Research


Sequence controlled polymerization




 
One of the last frontiers in polymer science is the development of efficient protocols towards sequence controlled materials. By choosing specific sequences, macromolecules are generated that can form protein-like tertiary structures or that simply contain specific information by using the sequences as a chemical code. Sequence controlled materials can be obtained via multiblock copolymer synthesis, or via a sequence of single monomer insertions. Both types can be accessed via controlled radical polymerization techniques. The first relies on continuous reinitiation of polymerizations and thus requires CRP methods of very high efficiency and livingness. The latter yields monodisperse materials and thus requires sophisticated separation techniques in order to isolate the desired product from a polydisperse crude mixture.

Both materials are synthesized in the PRD group through contemporary CRP methods in combination with state-of-the-art purification methods. Often, microreactors are used for synthesis to increase the preciseness of the synthesis protocols.


Microreactor technology

 

Microreactor flow synthesis has in recent years matured into a significant technique to perform organic reactions in research laboratories worldwide. Microreactors allow for synthesis of materials in a broad window of conditions and feature distinct advantages such as ideal heat transfer, high reproducibility and inherently simple scale-up of reactions. In the PRD group, we focus on the synthesis of precision polymers in flow. Application of flow techniques towards polymer reactions opens an avenue for scaling up of complex reactions and concomitantly increases the efficiency of reactions. In this manner, classical click-transformations can be largely accelerated and CRP method can be driven to higher conversions while retaining a high livingness of the processes.

Controlled PPV polymerization

 

Poly(p-phenylene vinylene)s (PPVs) are one of the most important classes of materials in the area of organic semiconductors and find use in applications ranging from light-emitting diodes to imaging in biomedical context. The synthesis of PPV (and derivatives) is possible on significant scale, yet to date no efficient methodologies exist to control polymerizations with respect to endgroup functionality, dispersity or average molecular weight. To overcome this hurdle – and thus to make this type of materials available for the construction of tailor-made macromolecular architectures – advances are made in the PRD group to develop controlled PPV synthesis methods.
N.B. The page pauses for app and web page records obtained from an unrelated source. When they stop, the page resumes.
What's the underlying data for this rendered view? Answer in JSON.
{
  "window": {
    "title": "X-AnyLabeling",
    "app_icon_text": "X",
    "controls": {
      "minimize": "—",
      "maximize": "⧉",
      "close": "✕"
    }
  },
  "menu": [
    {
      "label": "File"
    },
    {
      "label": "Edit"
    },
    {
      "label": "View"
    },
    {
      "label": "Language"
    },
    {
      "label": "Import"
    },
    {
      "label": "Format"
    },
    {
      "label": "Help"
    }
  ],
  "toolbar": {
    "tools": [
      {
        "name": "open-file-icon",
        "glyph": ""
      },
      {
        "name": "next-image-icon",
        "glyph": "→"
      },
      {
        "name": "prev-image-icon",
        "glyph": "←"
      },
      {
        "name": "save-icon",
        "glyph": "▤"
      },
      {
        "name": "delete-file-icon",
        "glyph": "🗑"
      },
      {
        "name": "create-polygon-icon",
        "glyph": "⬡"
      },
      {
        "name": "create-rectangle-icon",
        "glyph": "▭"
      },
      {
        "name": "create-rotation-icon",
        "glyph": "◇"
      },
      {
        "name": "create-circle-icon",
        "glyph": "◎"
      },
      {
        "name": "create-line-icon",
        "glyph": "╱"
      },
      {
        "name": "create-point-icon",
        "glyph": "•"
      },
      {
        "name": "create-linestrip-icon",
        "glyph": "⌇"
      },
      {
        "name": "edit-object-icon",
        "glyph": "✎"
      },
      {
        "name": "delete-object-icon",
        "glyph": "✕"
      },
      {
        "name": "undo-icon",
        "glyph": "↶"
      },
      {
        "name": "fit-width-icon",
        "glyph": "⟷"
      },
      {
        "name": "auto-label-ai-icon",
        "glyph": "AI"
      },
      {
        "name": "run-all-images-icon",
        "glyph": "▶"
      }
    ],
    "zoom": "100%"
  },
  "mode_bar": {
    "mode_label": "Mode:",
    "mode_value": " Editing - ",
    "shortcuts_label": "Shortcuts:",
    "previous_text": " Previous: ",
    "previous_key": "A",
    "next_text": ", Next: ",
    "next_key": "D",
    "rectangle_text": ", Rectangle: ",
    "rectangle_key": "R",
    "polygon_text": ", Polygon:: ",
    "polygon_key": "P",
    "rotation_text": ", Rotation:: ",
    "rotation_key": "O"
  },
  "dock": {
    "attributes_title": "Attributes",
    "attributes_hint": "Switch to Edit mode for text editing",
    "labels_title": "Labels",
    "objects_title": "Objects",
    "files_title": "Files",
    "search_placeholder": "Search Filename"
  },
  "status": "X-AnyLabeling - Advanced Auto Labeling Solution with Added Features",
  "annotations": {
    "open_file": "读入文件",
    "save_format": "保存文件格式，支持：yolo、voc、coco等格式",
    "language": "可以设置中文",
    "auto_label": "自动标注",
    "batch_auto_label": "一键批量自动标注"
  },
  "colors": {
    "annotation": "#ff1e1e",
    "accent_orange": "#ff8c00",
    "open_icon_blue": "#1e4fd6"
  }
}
Therefore, anionic polymerizations, but also the so-called precursor routes are explored in a combined theoretical and experimental approach.